His double-play partner,Nicky Lopez ,had a quiet but solid year at the dish. Although he only mustered eight home runs and sporting a .257 batting average, Lopez led the team in walks (112) and led the league in defensive WAR at 3.4. Manning the other hot corner was the slender 23-year old first baseman Nick Pratto. After a cataclysmic first half in which he fell below the Mendoza Line with a .188/.234/.388 line, many had questioned if Pratto’s sophomore slump would squander the chances of the Royals claiming that top wild-card spot. However, with the doubts hovering above him, Pratto surged in the second half to finish batting .271 including boasting a .375 average against right-handed pitchers.

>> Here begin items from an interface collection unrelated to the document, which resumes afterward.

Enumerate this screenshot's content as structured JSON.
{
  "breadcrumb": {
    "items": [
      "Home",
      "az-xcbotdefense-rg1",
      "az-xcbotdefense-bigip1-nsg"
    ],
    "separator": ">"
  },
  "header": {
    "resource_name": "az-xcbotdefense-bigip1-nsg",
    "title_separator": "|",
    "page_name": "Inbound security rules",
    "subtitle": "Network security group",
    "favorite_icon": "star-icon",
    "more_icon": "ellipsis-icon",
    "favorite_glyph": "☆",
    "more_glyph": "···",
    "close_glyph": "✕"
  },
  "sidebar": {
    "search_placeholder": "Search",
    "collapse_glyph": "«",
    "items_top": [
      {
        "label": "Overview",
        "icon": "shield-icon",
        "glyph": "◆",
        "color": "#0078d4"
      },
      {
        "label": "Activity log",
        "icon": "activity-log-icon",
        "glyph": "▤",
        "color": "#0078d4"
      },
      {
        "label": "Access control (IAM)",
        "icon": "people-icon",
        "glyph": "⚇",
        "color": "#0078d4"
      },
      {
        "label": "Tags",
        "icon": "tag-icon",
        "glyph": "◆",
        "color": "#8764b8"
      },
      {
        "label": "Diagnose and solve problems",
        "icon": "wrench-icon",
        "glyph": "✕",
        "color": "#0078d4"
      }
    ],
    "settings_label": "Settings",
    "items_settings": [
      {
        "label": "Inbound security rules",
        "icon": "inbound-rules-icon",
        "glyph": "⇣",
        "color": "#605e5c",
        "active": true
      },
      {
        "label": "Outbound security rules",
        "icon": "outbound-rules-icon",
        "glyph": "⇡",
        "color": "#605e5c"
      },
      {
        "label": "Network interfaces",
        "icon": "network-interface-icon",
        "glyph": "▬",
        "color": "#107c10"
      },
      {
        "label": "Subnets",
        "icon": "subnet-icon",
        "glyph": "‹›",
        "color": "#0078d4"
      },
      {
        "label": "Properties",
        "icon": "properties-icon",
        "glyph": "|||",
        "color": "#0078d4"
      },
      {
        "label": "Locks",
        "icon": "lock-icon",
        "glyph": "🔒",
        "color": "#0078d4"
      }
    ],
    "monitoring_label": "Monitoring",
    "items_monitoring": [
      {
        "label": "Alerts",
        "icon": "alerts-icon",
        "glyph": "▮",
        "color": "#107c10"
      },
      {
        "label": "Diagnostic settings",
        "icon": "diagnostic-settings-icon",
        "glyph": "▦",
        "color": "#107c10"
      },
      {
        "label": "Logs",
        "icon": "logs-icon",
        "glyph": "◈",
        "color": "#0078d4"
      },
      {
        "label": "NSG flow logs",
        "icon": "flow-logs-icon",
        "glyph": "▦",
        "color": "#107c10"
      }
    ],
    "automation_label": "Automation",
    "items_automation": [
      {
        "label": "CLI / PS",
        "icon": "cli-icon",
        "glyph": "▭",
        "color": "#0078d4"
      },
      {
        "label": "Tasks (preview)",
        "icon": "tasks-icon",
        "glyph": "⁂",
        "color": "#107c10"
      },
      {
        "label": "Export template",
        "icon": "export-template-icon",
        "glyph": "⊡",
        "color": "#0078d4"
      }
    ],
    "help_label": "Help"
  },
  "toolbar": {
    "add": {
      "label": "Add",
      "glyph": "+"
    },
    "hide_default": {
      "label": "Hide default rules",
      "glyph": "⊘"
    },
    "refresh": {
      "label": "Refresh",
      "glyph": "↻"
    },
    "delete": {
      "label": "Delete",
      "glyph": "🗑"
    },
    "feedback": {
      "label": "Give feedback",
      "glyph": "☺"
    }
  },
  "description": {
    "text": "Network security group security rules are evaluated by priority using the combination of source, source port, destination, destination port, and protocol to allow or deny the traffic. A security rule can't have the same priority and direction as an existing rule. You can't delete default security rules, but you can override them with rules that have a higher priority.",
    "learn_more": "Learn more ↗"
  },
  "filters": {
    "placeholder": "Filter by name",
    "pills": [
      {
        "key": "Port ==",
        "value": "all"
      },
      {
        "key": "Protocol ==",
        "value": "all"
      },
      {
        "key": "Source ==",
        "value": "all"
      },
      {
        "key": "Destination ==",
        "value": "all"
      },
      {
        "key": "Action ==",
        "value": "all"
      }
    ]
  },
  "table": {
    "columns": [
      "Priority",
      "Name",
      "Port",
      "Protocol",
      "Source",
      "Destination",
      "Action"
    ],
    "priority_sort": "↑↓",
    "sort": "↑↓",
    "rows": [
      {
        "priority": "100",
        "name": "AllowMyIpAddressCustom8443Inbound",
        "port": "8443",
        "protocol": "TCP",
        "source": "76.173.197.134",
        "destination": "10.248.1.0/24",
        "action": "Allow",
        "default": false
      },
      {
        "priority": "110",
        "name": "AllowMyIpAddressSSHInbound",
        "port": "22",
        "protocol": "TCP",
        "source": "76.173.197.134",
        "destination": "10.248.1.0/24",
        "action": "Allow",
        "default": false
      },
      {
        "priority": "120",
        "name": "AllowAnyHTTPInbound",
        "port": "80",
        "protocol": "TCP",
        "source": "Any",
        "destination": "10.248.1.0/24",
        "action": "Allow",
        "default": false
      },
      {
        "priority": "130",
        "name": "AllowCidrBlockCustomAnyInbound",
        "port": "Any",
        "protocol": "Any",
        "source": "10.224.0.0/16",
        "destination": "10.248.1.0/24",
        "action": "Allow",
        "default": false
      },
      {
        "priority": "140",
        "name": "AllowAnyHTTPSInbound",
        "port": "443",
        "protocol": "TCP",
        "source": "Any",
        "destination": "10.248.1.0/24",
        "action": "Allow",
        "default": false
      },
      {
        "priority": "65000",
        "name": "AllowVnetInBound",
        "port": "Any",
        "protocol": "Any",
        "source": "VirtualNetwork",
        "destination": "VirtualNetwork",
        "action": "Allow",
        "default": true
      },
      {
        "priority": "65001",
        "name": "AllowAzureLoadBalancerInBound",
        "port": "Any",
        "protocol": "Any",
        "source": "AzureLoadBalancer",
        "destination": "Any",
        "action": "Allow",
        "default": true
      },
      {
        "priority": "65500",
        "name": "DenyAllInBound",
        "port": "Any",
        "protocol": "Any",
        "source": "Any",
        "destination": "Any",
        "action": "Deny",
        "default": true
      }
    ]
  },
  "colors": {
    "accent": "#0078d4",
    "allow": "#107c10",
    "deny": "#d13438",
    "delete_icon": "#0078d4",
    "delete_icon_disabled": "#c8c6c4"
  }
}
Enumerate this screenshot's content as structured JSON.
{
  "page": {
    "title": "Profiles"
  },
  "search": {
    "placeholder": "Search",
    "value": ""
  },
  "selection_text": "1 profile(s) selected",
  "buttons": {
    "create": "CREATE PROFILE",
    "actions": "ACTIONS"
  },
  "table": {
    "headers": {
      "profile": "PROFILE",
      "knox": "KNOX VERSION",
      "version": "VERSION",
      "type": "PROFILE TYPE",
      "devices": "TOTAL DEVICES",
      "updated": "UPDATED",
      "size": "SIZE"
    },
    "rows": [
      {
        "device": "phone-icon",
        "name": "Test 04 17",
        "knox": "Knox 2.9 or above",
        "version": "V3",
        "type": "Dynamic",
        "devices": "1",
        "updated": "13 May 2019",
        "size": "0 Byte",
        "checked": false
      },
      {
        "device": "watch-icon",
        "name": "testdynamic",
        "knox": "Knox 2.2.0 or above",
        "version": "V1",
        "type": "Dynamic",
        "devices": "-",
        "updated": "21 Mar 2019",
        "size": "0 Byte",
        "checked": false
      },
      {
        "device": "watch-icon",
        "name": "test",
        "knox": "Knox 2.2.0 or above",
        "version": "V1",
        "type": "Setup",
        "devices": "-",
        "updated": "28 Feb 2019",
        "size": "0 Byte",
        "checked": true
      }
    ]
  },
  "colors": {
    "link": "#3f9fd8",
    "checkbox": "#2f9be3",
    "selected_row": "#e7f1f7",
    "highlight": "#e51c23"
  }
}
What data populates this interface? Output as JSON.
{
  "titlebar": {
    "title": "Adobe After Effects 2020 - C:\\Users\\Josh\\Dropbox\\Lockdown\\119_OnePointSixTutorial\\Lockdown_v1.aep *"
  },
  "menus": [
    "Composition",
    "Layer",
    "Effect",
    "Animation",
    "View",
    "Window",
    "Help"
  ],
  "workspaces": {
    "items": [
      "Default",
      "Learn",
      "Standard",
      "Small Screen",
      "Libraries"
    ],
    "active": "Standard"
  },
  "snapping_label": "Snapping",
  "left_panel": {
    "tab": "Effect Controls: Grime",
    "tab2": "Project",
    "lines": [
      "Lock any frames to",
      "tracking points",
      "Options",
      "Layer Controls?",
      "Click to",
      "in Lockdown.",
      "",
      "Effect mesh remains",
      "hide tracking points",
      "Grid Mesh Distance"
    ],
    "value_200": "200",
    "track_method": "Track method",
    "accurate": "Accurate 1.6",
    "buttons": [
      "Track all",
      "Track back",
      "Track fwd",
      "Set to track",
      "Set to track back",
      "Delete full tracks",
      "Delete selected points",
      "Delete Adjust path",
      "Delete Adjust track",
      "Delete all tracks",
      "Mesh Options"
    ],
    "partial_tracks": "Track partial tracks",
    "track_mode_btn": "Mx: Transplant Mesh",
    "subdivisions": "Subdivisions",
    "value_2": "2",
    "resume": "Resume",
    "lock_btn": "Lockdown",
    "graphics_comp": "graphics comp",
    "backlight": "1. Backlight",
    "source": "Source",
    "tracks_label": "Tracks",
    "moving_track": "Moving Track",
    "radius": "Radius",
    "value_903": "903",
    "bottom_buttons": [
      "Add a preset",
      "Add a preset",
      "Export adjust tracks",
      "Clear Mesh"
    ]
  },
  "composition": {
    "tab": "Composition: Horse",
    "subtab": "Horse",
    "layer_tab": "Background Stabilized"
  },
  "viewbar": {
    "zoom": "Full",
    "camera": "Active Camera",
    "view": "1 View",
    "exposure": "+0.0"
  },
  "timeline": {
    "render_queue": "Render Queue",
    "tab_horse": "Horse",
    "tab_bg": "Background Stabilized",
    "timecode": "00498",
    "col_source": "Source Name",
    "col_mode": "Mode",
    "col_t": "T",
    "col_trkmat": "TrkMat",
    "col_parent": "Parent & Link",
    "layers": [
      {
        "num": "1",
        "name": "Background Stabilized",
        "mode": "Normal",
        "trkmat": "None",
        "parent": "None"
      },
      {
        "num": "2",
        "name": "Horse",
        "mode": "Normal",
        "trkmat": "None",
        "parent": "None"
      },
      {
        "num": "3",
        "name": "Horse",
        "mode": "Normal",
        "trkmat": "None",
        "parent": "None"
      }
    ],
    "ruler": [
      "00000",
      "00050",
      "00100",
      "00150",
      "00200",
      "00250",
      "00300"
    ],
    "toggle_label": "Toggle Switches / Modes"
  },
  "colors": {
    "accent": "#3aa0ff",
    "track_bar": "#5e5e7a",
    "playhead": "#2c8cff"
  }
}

Receiving the warm-up tosses behind the plate was the predecessor of Salvador Perez in M.J Melendez. Stepping into a role that once employed the face of the franchise and constant recipient of Gold Glove awards, the now 6’1, 200 lb Melendez had bounced back from his woeful rookie season in which he was a member on the I-70 bus to and from Omaha. Knocking in 65 runs in 2022, the kid from Daytona Beach, Florida was methodically moving himself in the right direction with his gaudy expectations. Of course, none of that wouldn’t have happened if Dayton Moore hadn’t resigned Salvador Perez to a two-year-extension at the end of the 2021 season. Now taking the role as a full-time DH and starting occasional Sunday afternoon games at catcher, Perez’s tutelage of the younger group had been noted as a paramount part of the team’s recent burst of success.
As Melendez whipped the final practice toss from Lynch down to Mondesi at second, the former top prospect in the Tampa Bay Rays farm system, switch-hitting Wander Franco, dug into the right-handed batter’s box. The crowd clamored in unison. “Let’s go Royals!” clap* clap* clap*- clap*- clap* Again. “Let’s go Royals!” clap* clap* clap*- clap*- clap*. The echo could be heard from Power and Light where thousands had gathered to watch. Coming set at the belt Lynch hurled pitch number one. A 98 mph four-seam fastball that painted the outside corner for a strike. From the dugout suites to the top row, the stadium shook so violently from the noise it left its neighbor, Arrowhead Stadium, in awe. Baseball was back in Kansas City once again, and it was here to stay.